- Transcaucasia (Armenia, Azerbaidjan and Georgia; first under Governors in Tbilisi 1802–1844) had Viceroys of Transcaucasia:
- 1845–1853: Mikhail Semyonovich Prince Vorontsov (b. 1782–d. 1856).
- 1853–1854: Nikolay Andreyevich Read (acting) (b. 1792–d. 1855);
- 1854–1856: Nikolay Nikolayevich Muravyev (b. 1794–d. 1866);
- 1856–1862: Prince Aleksandr Ivanovich Baryatinsky (b. 1814–d. 1879);
- 1862–1881: Grand Duke Mikhail Nikolayevich Romanov (b. 1832–d. 1909); next a series of Chief Heads of the Civil Administration of the Caucasus, including several imperial princes, 1882–1905, then again Viceroys:

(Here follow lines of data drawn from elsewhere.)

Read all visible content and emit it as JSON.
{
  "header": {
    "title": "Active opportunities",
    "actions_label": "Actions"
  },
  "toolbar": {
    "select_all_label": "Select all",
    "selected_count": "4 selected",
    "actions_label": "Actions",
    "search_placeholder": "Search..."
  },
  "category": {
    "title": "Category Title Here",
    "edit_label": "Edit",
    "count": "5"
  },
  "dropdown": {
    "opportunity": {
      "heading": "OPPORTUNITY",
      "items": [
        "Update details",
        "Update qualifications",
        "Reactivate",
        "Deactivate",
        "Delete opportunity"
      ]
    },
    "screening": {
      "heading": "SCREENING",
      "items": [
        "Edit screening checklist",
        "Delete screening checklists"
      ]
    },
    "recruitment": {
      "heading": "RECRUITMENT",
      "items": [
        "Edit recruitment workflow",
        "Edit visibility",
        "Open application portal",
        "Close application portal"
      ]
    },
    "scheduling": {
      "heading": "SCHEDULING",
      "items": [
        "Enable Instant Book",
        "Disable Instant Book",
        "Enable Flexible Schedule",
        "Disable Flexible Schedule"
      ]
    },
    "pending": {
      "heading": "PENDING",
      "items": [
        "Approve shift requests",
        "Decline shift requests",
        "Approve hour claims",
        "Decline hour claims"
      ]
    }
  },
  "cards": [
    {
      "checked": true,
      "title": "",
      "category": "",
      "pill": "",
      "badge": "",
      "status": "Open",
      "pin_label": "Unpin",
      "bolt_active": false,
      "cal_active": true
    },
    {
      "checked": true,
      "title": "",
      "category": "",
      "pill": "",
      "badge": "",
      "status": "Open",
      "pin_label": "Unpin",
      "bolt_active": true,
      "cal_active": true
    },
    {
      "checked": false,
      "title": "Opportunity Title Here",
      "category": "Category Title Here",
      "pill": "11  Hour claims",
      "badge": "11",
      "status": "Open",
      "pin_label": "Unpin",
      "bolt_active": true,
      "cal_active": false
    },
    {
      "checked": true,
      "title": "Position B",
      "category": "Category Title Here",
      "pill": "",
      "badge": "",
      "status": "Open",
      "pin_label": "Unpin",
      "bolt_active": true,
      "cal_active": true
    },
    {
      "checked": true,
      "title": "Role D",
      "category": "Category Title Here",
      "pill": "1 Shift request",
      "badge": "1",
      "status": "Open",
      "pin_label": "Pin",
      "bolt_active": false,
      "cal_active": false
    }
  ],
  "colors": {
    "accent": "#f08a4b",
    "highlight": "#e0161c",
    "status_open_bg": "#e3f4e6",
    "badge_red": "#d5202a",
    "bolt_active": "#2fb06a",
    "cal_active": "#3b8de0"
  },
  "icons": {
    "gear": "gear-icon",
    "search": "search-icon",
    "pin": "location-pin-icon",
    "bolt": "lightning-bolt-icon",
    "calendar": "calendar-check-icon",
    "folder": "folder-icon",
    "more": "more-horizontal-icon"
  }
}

- 1905–1915: Count Illaryon Ivanovich, Vorontsov-Dashkov (b. 1837–d. 1916);
- 1915–February 1917: Grand Duke Nikolay Nikolayevich Romanov (b. 1837–d. 1929).
- The American Director (later assuming the title of U.S. Presidential Envoy and Administrator in Iraq) of Coalition Provisional Authority after the 2003 invasion of Iraq, was referred to by Time Magazine and the Washington Postas a "viceroy."
As many princely and administrative titles, viceroy is often used, generally unofficially, to render somewhat equivalent titles and offices in non-western cultures.
- The khedive of Egypt, especially with the dynasty initiated by Muhammad Ali Pasha (1805-1848). This officer established an almost autonomous regime in Egypt, which officially still was under Ottoman rule. Although Mehemet Ali/Muhammad Ali used different symbols to mark his independence from the Sublime Porte, he never openly declared himself independent. Adopting the title of viceroy was yet another way to walk the thin line between challenging the Sultan's power explicitly and respecting his jurisdiction. Muhammad Ali Pasha's son, Ismail Pasha, subsequently received the title of Khedive which was almost an equivalent to viceroy.
In imperial China
was the English translation of the title "general supervisor-protector" (Zǒngdū
總督), otherwise translated as the Governor General
, who were heading large administrative divisions, directly under the imperial court
. These divisions are usually two or three provinces. The regions included Zhili
, Liangjiang, Liangguang
, Shangan, Minzhe, Yungui and Sichuan. Li Hongzhang
was viceroy of Huguang from 1867 to 1870, and Yuan Shikai
was once Viceroy of Zhili
Sri Lankan and Southeast Asian tradition
- Uparaja, variations and compounds such as Maha Uparaja
Sources and references
- WorldStatesmen — click each present country
- Elliott, J. H., Imperial Spain, 1469-1716. London: Edward Arnold, 1963.
- Fisher, Lillian Estelle. Viceregal Administration in the Spanish American Colonies. Berkeley, University of California Press, 1926.
- Harding, C. H., The Spanish Empire in America. New York: Oxford University Press, 1947.